- [TASK BRIEF]: Among the records that follow, find each line holding the word "JSON" and copy it.
· · · · · · ·
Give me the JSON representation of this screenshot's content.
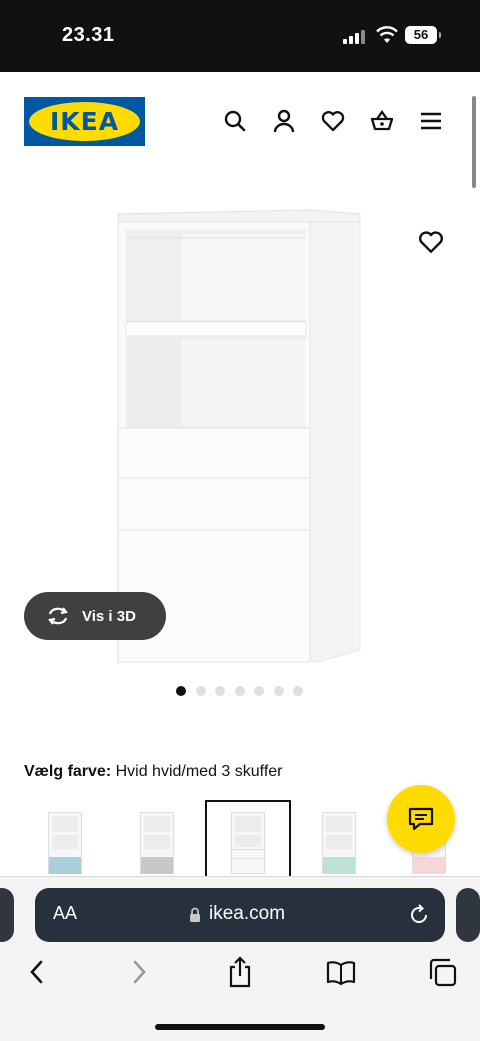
{
  "status": {
    "time": "23.31",
    "battery": "56"
  },
  "header": {
    "logo_text": "IKEA",
    "brand_blue": "#0058a3",
    "brand_yellow": "#ffdb00",
    "icons": [
      "search-icon",
      "account-icon",
      "heart-icon",
      "basket-icon",
      "menu-icon"
    ]
  },
  "product": {
    "view3d_label": "Vis i 3D",
    "image_count": 7,
    "active_image": 1,
    "color_prompt": "Vælg farve:",
    "color_value": "Hvid hvid/med 3 skuffer",
    "swatches": [
      {
        "name": "white-light-blue",
        "accent": "#a9cfdc"
      },
      {
        "name": "white-grey",
        "accent": "#c8c8c8"
      },
      {
        "name": "white-white",
        "accent": "#ffffff",
        "selected": true
      },
      {
        "name": "white-mint",
        "accent": "#bfe3d3"
      },
      {
        "name": "white-pink",
        "accent": "#f6d6d8"
      }
    ]
  },
  "browser": {
    "aa_label": "AA",
    "url": "ikea.com"
  }
}
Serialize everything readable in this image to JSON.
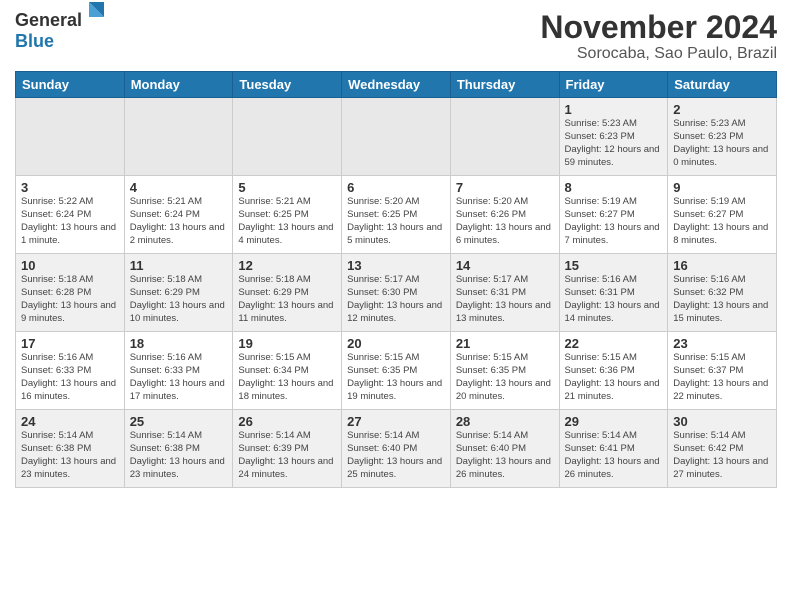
{
  "logo": {
    "general": "General",
    "blue": "Blue"
  },
  "title": {
    "month": "November 2024",
    "location": "Sorocaba, Sao Paulo, Brazil"
  },
  "days_of_week": [
    "Sunday",
    "Monday",
    "Tuesday",
    "Wednesday",
    "Thursday",
    "Friday",
    "Saturday"
  ],
  "weeks": [
    [
      {
        "day": "",
        "empty": true
      },
      {
        "day": "",
        "empty": true
      },
      {
        "day": "",
        "empty": true
      },
      {
        "day": "",
        "empty": true
      },
      {
        "day": "",
        "empty": true
      },
      {
        "day": "1",
        "sunrise": "Sunrise: 5:23 AM",
        "sunset": "Sunset: 6:23 PM",
        "daylight": "Daylight: 12 hours and 59 minutes."
      },
      {
        "day": "2",
        "sunrise": "Sunrise: 5:23 AM",
        "sunset": "Sunset: 6:23 PM",
        "daylight": "Daylight: 13 hours and 0 minutes."
      }
    ],
    [
      {
        "day": "3",
        "sunrise": "Sunrise: 5:22 AM",
        "sunset": "Sunset: 6:24 PM",
        "daylight": "Daylight: 13 hours and 1 minute."
      },
      {
        "day": "4",
        "sunrise": "Sunrise: 5:21 AM",
        "sunset": "Sunset: 6:24 PM",
        "daylight": "Daylight: 13 hours and 2 minutes."
      },
      {
        "day": "5",
        "sunrise": "Sunrise: 5:21 AM",
        "sunset": "Sunset: 6:25 PM",
        "daylight": "Daylight: 13 hours and 4 minutes."
      },
      {
        "day": "6",
        "sunrise": "Sunrise: 5:20 AM",
        "sunset": "Sunset: 6:25 PM",
        "daylight": "Daylight: 13 hours and 5 minutes."
      },
      {
        "day": "7",
        "sunrise": "Sunrise: 5:20 AM",
        "sunset": "Sunset: 6:26 PM",
        "daylight": "Daylight: 13 hours and 6 minutes."
      },
      {
        "day": "8",
        "sunrise": "Sunrise: 5:19 AM",
        "sunset": "Sunset: 6:27 PM",
        "daylight": "Daylight: 13 hours and 7 minutes."
      },
      {
        "day": "9",
        "sunrise": "Sunrise: 5:19 AM",
        "sunset": "Sunset: 6:27 PM",
        "daylight": "Daylight: 13 hours and 8 minutes."
      }
    ],
    [
      {
        "day": "10",
        "sunrise": "Sunrise: 5:18 AM",
        "sunset": "Sunset: 6:28 PM",
        "daylight": "Daylight: 13 hours and 9 minutes."
      },
      {
        "day": "11",
        "sunrise": "Sunrise: 5:18 AM",
        "sunset": "Sunset: 6:29 PM",
        "daylight": "Daylight: 13 hours and 10 minutes."
      },
      {
        "day": "12",
        "sunrise": "Sunrise: 5:18 AM",
        "sunset": "Sunset: 6:29 PM",
        "daylight": "Daylight: 13 hours and 11 minutes."
      },
      {
        "day": "13",
        "sunrise": "Sunrise: 5:17 AM",
        "sunset": "Sunset: 6:30 PM",
        "daylight": "Daylight: 13 hours and 12 minutes."
      },
      {
        "day": "14",
        "sunrise": "Sunrise: 5:17 AM",
        "sunset": "Sunset: 6:31 PM",
        "daylight": "Daylight: 13 hours and 13 minutes."
      },
      {
        "day": "15",
        "sunrise": "Sunrise: 5:16 AM",
        "sunset": "Sunset: 6:31 PM",
        "daylight": "Daylight: 13 hours and 14 minutes."
      },
      {
        "day": "16",
        "sunrise": "Sunrise: 5:16 AM",
        "sunset": "Sunset: 6:32 PM",
        "daylight": "Daylight: 13 hours and 15 minutes."
      }
    ],
    [
      {
        "day": "17",
        "sunrise": "Sunrise: 5:16 AM",
        "sunset": "Sunset: 6:33 PM",
        "daylight": "Daylight: 13 hours and 16 minutes."
      },
      {
        "day": "18",
        "sunrise": "Sunrise: 5:16 AM",
        "sunset": "Sunset: 6:33 PM",
        "daylight": "Daylight: 13 hours and 17 minutes."
      },
      {
        "day": "19",
        "sunrise": "Sunrise: 5:15 AM",
        "sunset": "Sunset: 6:34 PM",
        "daylight": "Daylight: 13 hours and 18 minutes."
      },
      {
        "day": "20",
        "sunrise": "Sunrise: 5:15 AM",
        "sunset": "Sunset: 6:35 PM",
        "daylight": "Daylight: 13 hours and 19 minutes."
      },
      {
        "day": "21",
        "sunrise": "Sunrise: 5:15 AM",
        "sunset": "Sunset: 6:35 PM",
        "daylight": "Daylight: 13 hours and 20 minutes."
      },
      {
        "day": "22",
        "sunrise": "Sunrise: 5:15 AM",
        "sunset": "Sunset: 6:36 PM",
        "daylight": "Daylight: 13 hours and 21 minutes."
      },
      {
        "day": "23",
        "sunrise": "Sunrise: 5:15 AM",
        "sunset": "Sunset: 6:37 PM",
        "daylight": "Daylight: 13 hours and 22 minutes."
      }
    ],
    [
      {
        "day": "24",
        "sunrise": "Sunrise: 5:14 AM",
        "sunset": "Sunset: 6:38 PM",
        "daylight": "Daylight: 13 hours and 23 minutes."
      },
      {
        "day": "25",
        "sunrise": "Sunrise: 5:14 AM",
        "sunset": "Sunset: 6:38 PM",
        "daylight": "Daylight: 13 hours and 23 minutes."
      },
      {
        "day": "26",
        "sunrise": "Sunrise: 5:14 AM",
        "sunset": "Sunset: 6:39 PM",
        "daylight": "Daylight: 13 hours and 24 minutes."
      },
      {
        "day": "27",
        "sunrise": "Sunrise: 5:14 AM",
        "sunset": "Sunset: 6:40 PM",
        "daylight": "Daylight: 13 hours and 25 minutes."
      },
      {
        "day": "28",
        "sunrise": "Sunrise: 5:14 AM",
        "sunset": "Sunset: 6:40 PM",
        "daylight": "Daylight: 13 hours and 26 minutes."
      },
      {
        "day": "29",
        "sunrise": "Sunrise: 5:14 AM",
        "sunset": "Sunset: 6:41 PM",
        "daylight": "Daylight: 13 hours and 26 minutes."
      },
      {
        "day": "30",
        "sunrise": "Sunrise: 5:14 AM",
        "sunset": "Sunset: 6:42 PM",
        "daylight": "Daylight: 13 hours and 27 minutes."
      }
    ]
  ]
}
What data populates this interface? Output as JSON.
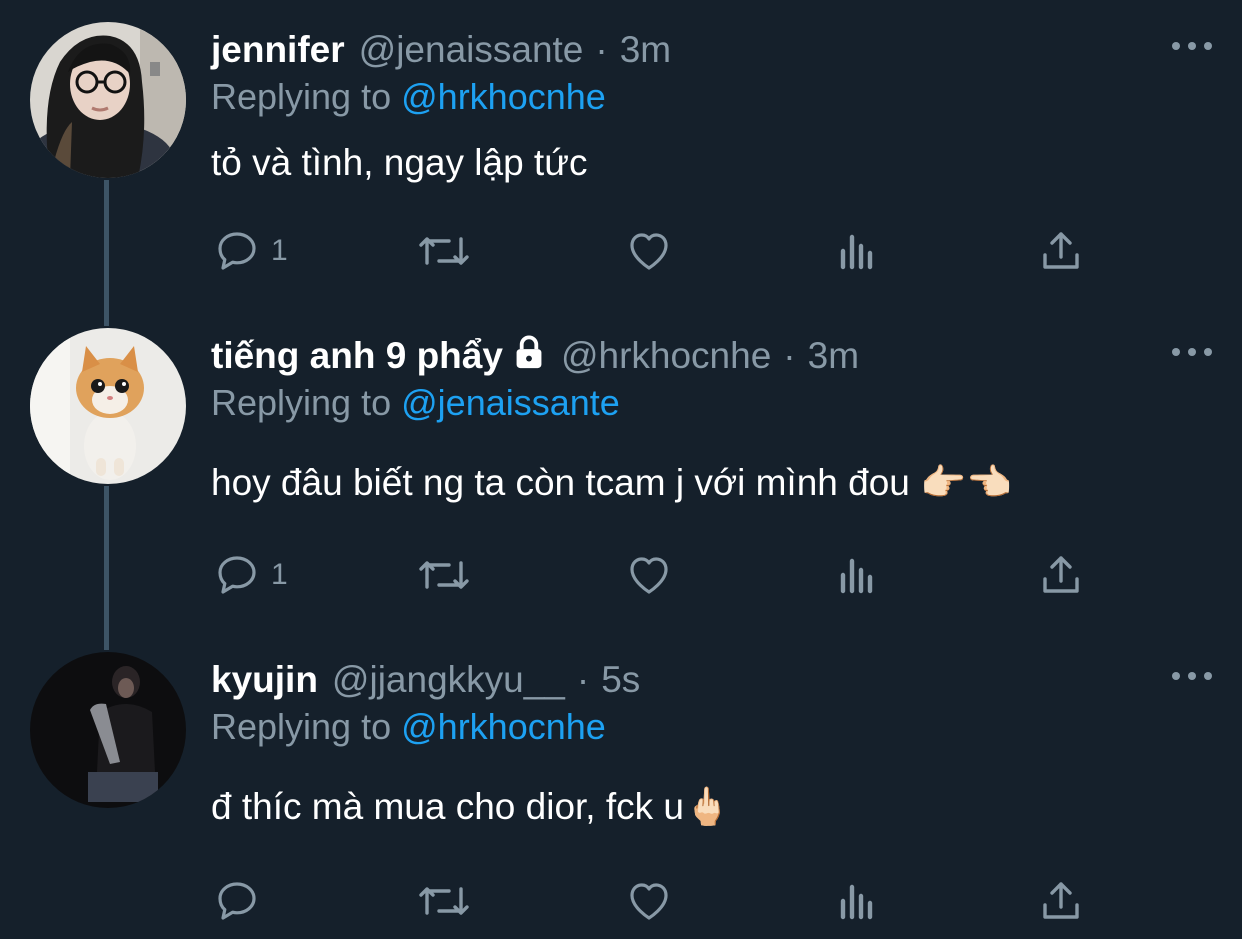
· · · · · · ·
- [YOUR RESPONSE]:
Give me the JSON representation of this screenshot's content.
Serialize everything readable in this image to JSON.
What data populates this interface? Output as JSON.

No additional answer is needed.